**To do:** The lines below may contain the word "fraction". Please count those that do and give the number alone.

**Given records:**
++++++++++++++++++++
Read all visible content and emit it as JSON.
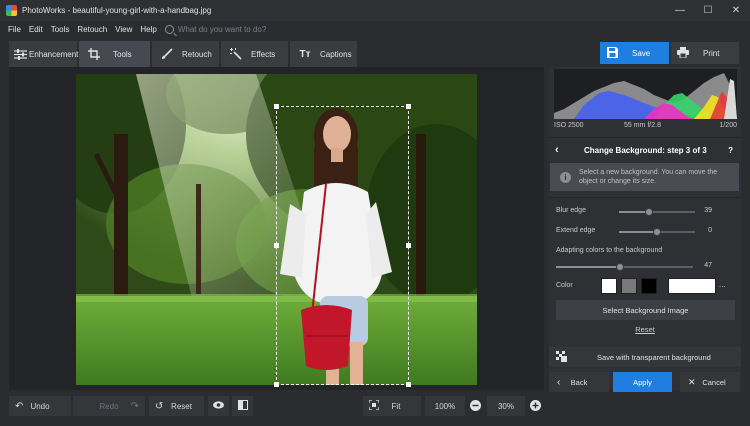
{
  "window": {
    "title": "PhotoWorks - beautiful-young-girl-with-a-handbag.jpg",
    "minimize": "—",
    "maximize": "☐",
    "close": "✕"
  },
  "menu": {
    "items": [
      "File",
      "Edit",
      "Tools",
      "Retouch",
      "View",
      "Help"
    ],
    "search_placeholder": "What do you want to do?"
  },
  "tabs": [
    {
      "label": "Enhancement"
    },
    {
      "label": "Tools",
      "active": true
    },
    {
      "label": "Retouch"
    },
    {
      "label": "Effects"
    },
    {
      "label": "Captions"
    }
  ],
  "toolbar": {
    "save_label": "Save",
    "print_label": "Print",
    "accent": "#1f7fe0"
  },
  "exif": {
    "iso": "ISO 2500",
    "lens": "55 mm f/2.8",
    "shutter": "1/200"
  },
  "panel": {
    "step_title": "Change Background: step 3 of 3",
    "help": "?",
    "info": "Select a new background. You can move the object or change its size.",
    "sliders": {
      "blur": {
        "label": "Blur edge",
        "value": "39",
        "fraction": 0.39
      },
      "extend": {
        "label": "Extend edge",
        "value": "0",
        "fraction": 0.5
      },
      "adapt": {
        "label": "Adapting colors to the background",
        "value": "47",
        "fraction": 0.47
      }
    },
    "color_label": "Color",
    "swatches": [
      "#ffffff",
      "#7a7a7a",
      "#000000",
      "#ffffff"
    ],
    "more": "...",
    "select_bg": "Select Background Image",
    "reset": "Reset",
    "save_transparent": "Save with transparent background",
    "back": "Back",
    "apply": "Apply",
    "cancel": "Cancel"
  },
  "bottom": {
    "undo": "Undo",
    "redo": "Redo",
    "reset": "Reset",
    "fit": "Fit",
    "zoom_full": "100%",
    "zoom": "30%"
  }
}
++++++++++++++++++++
**Task answer:** 3